## INFORMATION SUPPLIED
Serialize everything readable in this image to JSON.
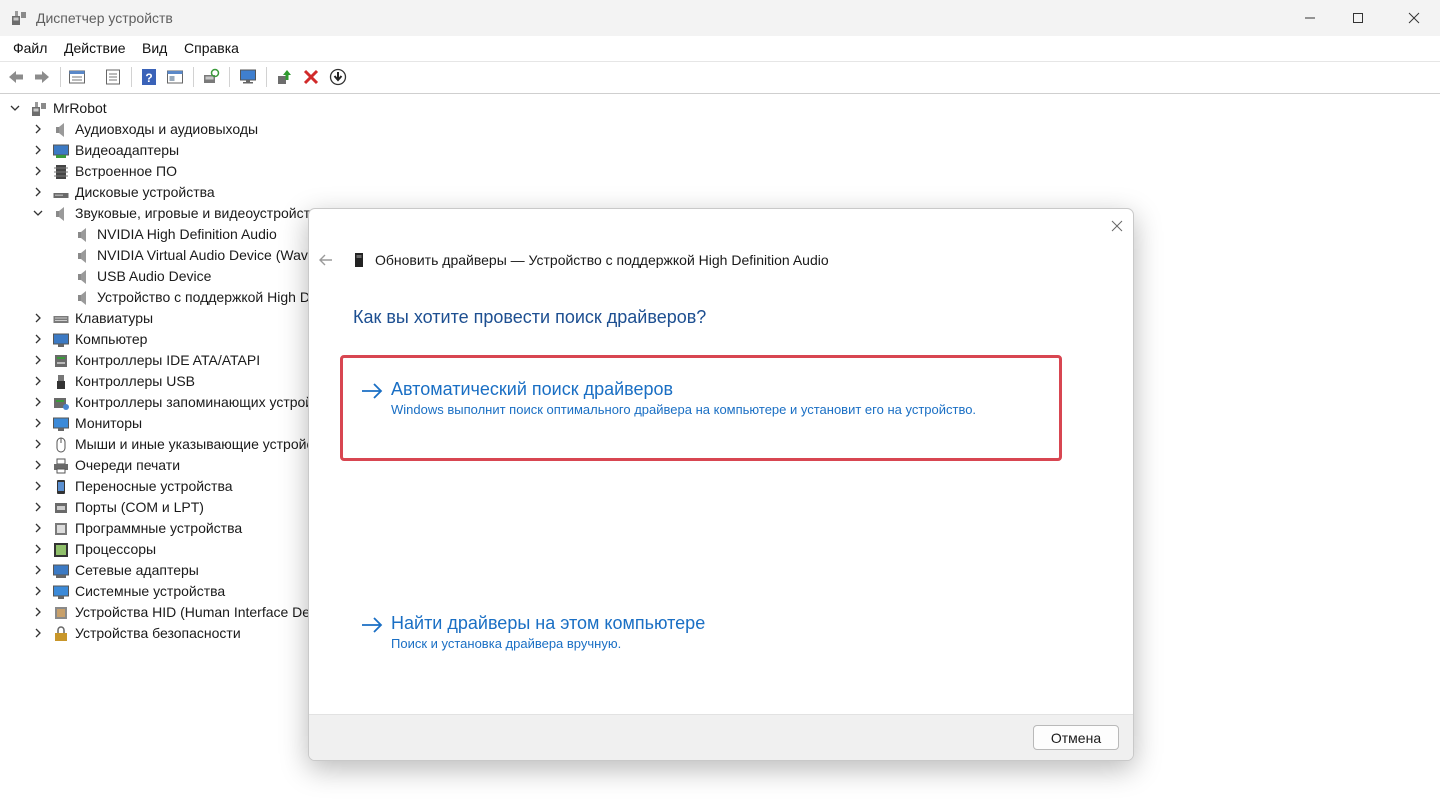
{
  "window": {
    "title": "Диспетчер устройств"
  },
  "menu": [
    "Файл",
    "Действие",
    "Вид",
    "Справка"
  ],
  "toolbar": {
    "icons": [
      "back-icon",
      "forward-icon",
      "properties-grid-icon",
      "view-list-icon",
      "help-icon",
      "view-panel-icon",
      "scan-hardware-icon",
      "monitor-icon",
      "update-driver-icon",
      "remove-device-icon",
      "download-driver-icon"
    ]
  },
  "tree": {
    "root": "MrRobot",
    "items": [
      {
        "label": "Аудиовходы и аудиовыходы",
        "icon": "speaker-icon"
      },
      {
        "label": "Видеоадаптеры",
        "icon": "display-adapter-icon"
      },
      {
        "label": "Встроенное ПО",
        "icon": "firmware-icon"
      },
      {
        "label": "Дисковые устройства",
        "icon": "disk-icon"
      },
      {
        "label": "Звуковые, игровые и видеоустройства",
        "icon": "speaker-icon",
        "expanded": true,
        "children": [
          "NVIDIA High Definition Audio",
          "NVIDIA Virtual Audio Device (Wave Extensible) (WDM)",
          "USB Audio Device",
          "Устройство с поддержкой High Definition Audio"
        ]
      },
      {
        "label": "Клавиатуры",
        "icon": "keyboard-icon"
      },
      {
        "label": "Компьютер",
        "icon": "computer-icon"
      },
      {
        "label": "Контроллеры IDE ATA/ATAPI",
        "icon": "ide-controller-icon"
      },
      {
        "label": "Контроллеры USB",
        "icon": "usb-icon"
      },
      {
        "label": "Контроллеры запоминающих устройств",
        "icon": "storage-controller-icon"
      },
      {
        "label": "Мониторы",
        "icon": "monitor-icon"
      },
      {
        "label": "Мыши и иные указывающие устройства",
        "icon": "mouse-icon"
      },
      {
        "label": "Очереди печати",
        "icon": "printer-icon"
      },
      {
        "label": "Переносные устройства",
        "icon": "portable-device-icon"
      },
      {
        "label": "Порты (COM и LPT)",
        "icon": "port-icon"
      },
      {
        "label": "Программные устройства",
        "icon": "software-device-icon"
      },
      {
        "label": "Процессоры",
        "icon": "processor-icon"
      },
      {
        "label": "Сетевые адаптеры",
        "icon": "network-adapter-icon"
      },
      {
        "label": "Системные устройства",
        "icon": "system-device-icon"
      },
      {
        "label": "Устройства HID (Human Interface Devices)",
        "icon": "hid-icon"
      },
      {
        "label": "Устройства безопасности",
        "icon": "security-device-icon"
      }
    ]
  },
  "dialog": {
    "header": "Обновить драйверы — Устройство с поддержкой High Definition Audio",
    "question": "Как вы хотите провести поиск драйверов?",
    "option_auto": {
      "title": "Автоматический поиск драйверов",
      "description": "Windows выполнит поиск оптимального драйвера на компьютере и установит его на устройство."
    },
    "option_manual": {
      "title": "Найти драйверы на этом компьютере",
      "description": "Поиск и установка драйвера вручную."
    },
    "cancel_label": "Отмена",
    "highlight_color": "#d84651",
    "link_color": "#1a6fc4"
  }
}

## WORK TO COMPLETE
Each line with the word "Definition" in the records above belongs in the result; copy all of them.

## RESPONSE AREA
          "NVIDIA High Definition Audio",
          "Устройство с поддержкой High Definition Audio"
    "header": "Обновить драйверы — Устройство с поддержкой High Definition Audio",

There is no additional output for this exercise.